Civic technology: technology that supports citizens and their cities

Digital native: a person who has been familiar with computers and the Internet from an early age

Crowdfunding: the practice of funding a project by raising small amounts of money from large numbers of people via the Internet

Open Source: software for which the original source code is made available for anyone to modify and redistribute


Images: Top — is a civic crowdfunding platform with a mission to connect communities with new funding sources, companies with new earned media opportunities, and citizens with the community projects they care about. Image courtesy Bottom — In February, Code for America and partners hosted the third annual CodeAcross event, which consisted of more than 40 two-day workshops held simultaneously around the world in an effort to inspire residents everywhere to get actively involved in their communities. Photo courtesy Code for America.


Open City:

2nd City Zoning:




Plan in a Box:



The Town:

Community PlanIt:

Code for America:

Development FastPass:

Life Sift:

Take No Little Actions

By Dominick Ard'is and Lucas Lindsey

Planners have always talked about big plans. But civic tech ups the ante — and the possibilities. Stepping beyond our profession's call to make no little plans, civic tech is our chance to take no little actions.

There are no simple solutions to complex social problems, but a series of incremental hacks can make a real difference. Since civic tech allows for rapid prototyping, planners and the community can see progress almost immediately. It is that opportunity for accelerating impact that clinched it for us: Instead of spending our careers as planners looking to use the latest and greatest tools, we've decided to bring those great tools to market.

It turns out that planners are well suited to make a splash in civic tech, and most already have a set of skills that translate well.

Research methods. Planners understand research. They know how to develop statistical models, cross-test users, research and interpret public policy, and analyze the market. This unique skill set could place them as user experience (UX) architects in some startups, drafting guidelines for developers to follow.

Citizen engagement. Users of civic tech are what citizens are to a city. Civic tech planners can conduct user interviews, develop focus groups, and educate users on new features. Focusing on user engagement grounds civic tech firms in human-centered design and technology that meets real needs.

Project management. Planners are skilled at developing a plan and vision, defining the scope of a project, budgeting for material and staff, and understanding project requirements — all of these elements are key to the planning and delivery of tech products.

Mapping and GIS. More and more tech tools have a spatial and place-based focus. Planners with a knack for GIS and analysis could be a key asset.

To stay competitive and round out their expertise, planners may need to explore new skill sets, including coding and graphic design. The Internet is awash in resources for quickly learning key coding languages. Websites like Codeacademy, Udacity, and Treehouse feature hands-on, project-based learning.
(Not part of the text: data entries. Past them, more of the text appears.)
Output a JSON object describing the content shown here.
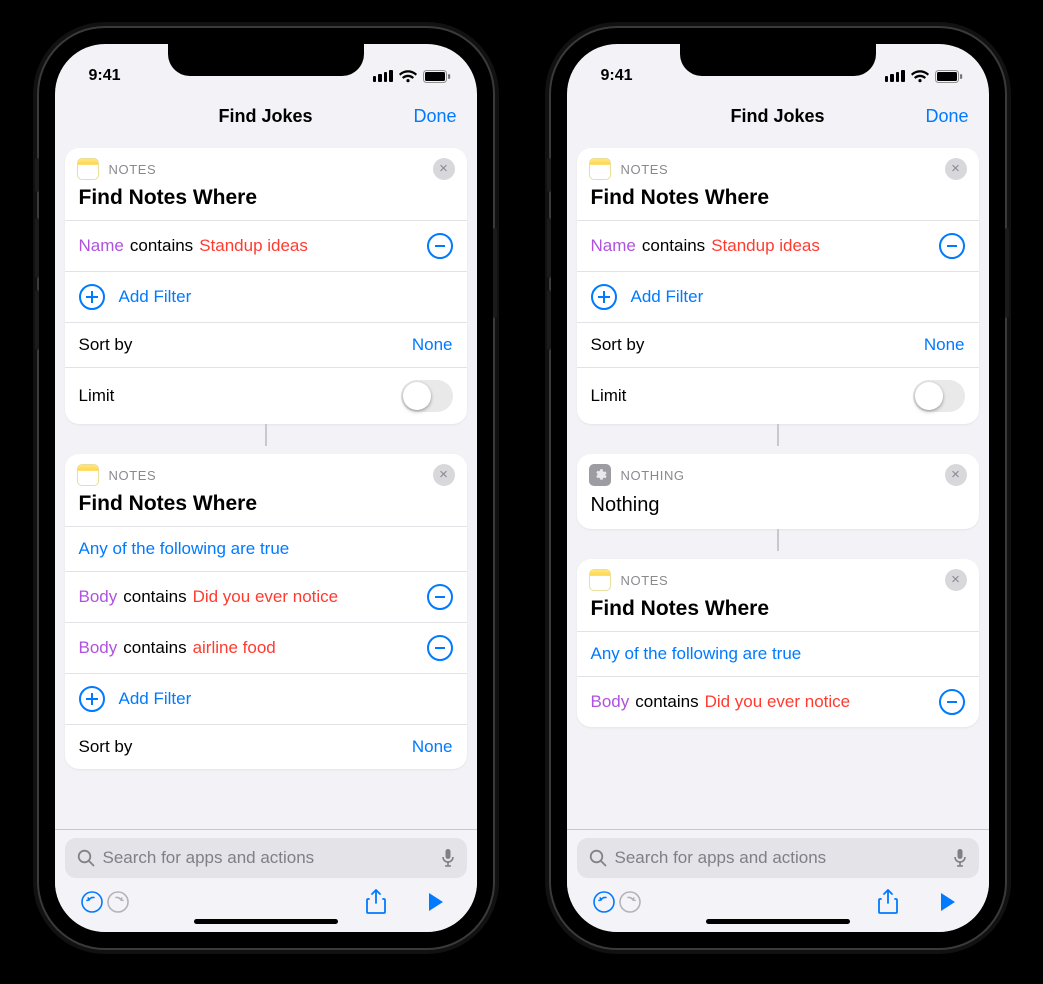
{
  "status": {
    "time": "9:41"
  },
  "nav": {
    "title": "Find Jokes",
    "done": "Done"
  },
  "labels": {
    "notes_app": "NOTES",
    "nothing_app": "NOTHING",
    "find_notes_where": "Find Notes Where",
    "nothing": "Nothing",
    "add_filter": "Add Filter",
    "sort_by": "Sort by",
    "none": "None",
    "limit": "Limit",
    "contains": "contains",
    "any_true": "Any of the following are true"
  },
  "fields": {
    "name": "Name",
    "body": "Body"
  },
  "values": {
    "standup_ideas": "Standup ideas",
    "did_you_ever_notice": "Did you ever notice",
    "airline_food": "airline food"
  },
  "search": {
    "placeholder": "Search for apps and actions"
  }
}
Graphic design is indispensable to the development and delivery of civic tech products. Most of it takes place in Adobe software: Photoshop, Illustrator, and InDesign. Resources such as Planetizen's online courses can help planners beef up their abilities in this area.

At the end of the day, planners understand the reality of roadblocks to implementation, bringing a deep understanding of existing systems, challenges, and constraints. And, deeply embedded in our profession is a dedication to public service and equity, which are key if civic tech is to have a measurable impact on civic life. Planners have long influenced the experience of urban living. This is no different.
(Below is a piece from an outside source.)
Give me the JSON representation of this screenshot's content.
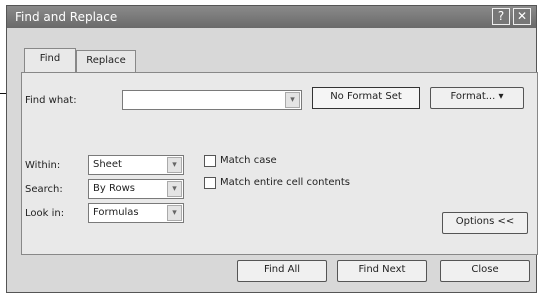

Dominick Ard'is, a recent graduate of Florida State University with a master's of science in planning, is the founder and mayor of civic tech startup The Town. Lucas Lindsey is a MSP candidate at FSU. He tinkers and writes at the intersection of urbanism, technology, and community development.